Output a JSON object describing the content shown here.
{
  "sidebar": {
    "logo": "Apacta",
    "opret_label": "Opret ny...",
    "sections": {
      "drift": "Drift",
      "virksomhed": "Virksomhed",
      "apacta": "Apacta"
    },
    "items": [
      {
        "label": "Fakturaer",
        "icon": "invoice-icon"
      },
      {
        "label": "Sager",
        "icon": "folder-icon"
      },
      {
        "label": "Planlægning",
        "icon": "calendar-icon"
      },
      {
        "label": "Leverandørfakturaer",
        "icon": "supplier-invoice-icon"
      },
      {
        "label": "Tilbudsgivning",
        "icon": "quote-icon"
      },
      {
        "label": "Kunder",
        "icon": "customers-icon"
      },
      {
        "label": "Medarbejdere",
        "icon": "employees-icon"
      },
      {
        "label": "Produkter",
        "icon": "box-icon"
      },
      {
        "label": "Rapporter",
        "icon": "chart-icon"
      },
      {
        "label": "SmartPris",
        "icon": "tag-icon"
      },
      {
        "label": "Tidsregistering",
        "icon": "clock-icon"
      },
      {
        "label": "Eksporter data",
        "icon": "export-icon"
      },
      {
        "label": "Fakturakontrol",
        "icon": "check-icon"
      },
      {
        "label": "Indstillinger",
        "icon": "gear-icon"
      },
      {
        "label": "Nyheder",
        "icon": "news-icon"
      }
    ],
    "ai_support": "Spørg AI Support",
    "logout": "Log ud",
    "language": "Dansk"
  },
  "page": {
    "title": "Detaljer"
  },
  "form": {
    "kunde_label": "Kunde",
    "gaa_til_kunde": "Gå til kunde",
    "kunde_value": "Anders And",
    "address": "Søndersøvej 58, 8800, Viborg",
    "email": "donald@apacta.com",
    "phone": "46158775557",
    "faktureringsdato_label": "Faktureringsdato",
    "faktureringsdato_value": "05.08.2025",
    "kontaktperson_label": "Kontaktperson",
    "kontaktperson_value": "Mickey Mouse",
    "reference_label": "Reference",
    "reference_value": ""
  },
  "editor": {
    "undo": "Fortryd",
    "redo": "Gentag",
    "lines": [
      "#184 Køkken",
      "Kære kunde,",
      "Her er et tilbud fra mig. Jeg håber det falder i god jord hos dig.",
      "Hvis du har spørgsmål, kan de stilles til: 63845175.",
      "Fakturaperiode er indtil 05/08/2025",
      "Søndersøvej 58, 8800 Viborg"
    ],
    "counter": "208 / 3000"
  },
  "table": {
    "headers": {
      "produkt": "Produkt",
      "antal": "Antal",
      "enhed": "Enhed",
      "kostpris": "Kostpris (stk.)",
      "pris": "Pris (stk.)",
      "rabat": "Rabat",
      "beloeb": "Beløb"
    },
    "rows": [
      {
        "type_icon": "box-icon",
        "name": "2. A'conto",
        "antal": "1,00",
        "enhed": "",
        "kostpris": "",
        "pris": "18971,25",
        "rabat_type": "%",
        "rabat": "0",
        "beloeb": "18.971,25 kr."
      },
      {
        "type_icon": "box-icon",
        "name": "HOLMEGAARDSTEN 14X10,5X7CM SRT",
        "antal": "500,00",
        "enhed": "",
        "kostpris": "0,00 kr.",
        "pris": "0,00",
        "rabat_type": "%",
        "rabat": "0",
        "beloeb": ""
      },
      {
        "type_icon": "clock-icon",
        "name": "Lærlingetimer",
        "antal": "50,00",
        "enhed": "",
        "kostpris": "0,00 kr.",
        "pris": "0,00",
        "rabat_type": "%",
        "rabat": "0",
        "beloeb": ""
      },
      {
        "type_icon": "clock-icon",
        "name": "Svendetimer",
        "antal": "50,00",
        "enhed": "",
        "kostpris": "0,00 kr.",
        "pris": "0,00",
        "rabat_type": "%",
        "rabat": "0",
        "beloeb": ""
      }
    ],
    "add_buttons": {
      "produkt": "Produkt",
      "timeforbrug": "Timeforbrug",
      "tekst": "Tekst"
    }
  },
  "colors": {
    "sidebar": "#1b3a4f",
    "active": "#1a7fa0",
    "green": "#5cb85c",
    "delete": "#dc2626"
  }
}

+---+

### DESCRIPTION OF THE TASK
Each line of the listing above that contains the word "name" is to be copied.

### SOLUTION
        "name": "2. A'conto",
        "name": "HOLMEGAARDSTEN 14X10,5X7CM SRT",
        "name": "Lærlingetimer",
        "name": "Svendetimer",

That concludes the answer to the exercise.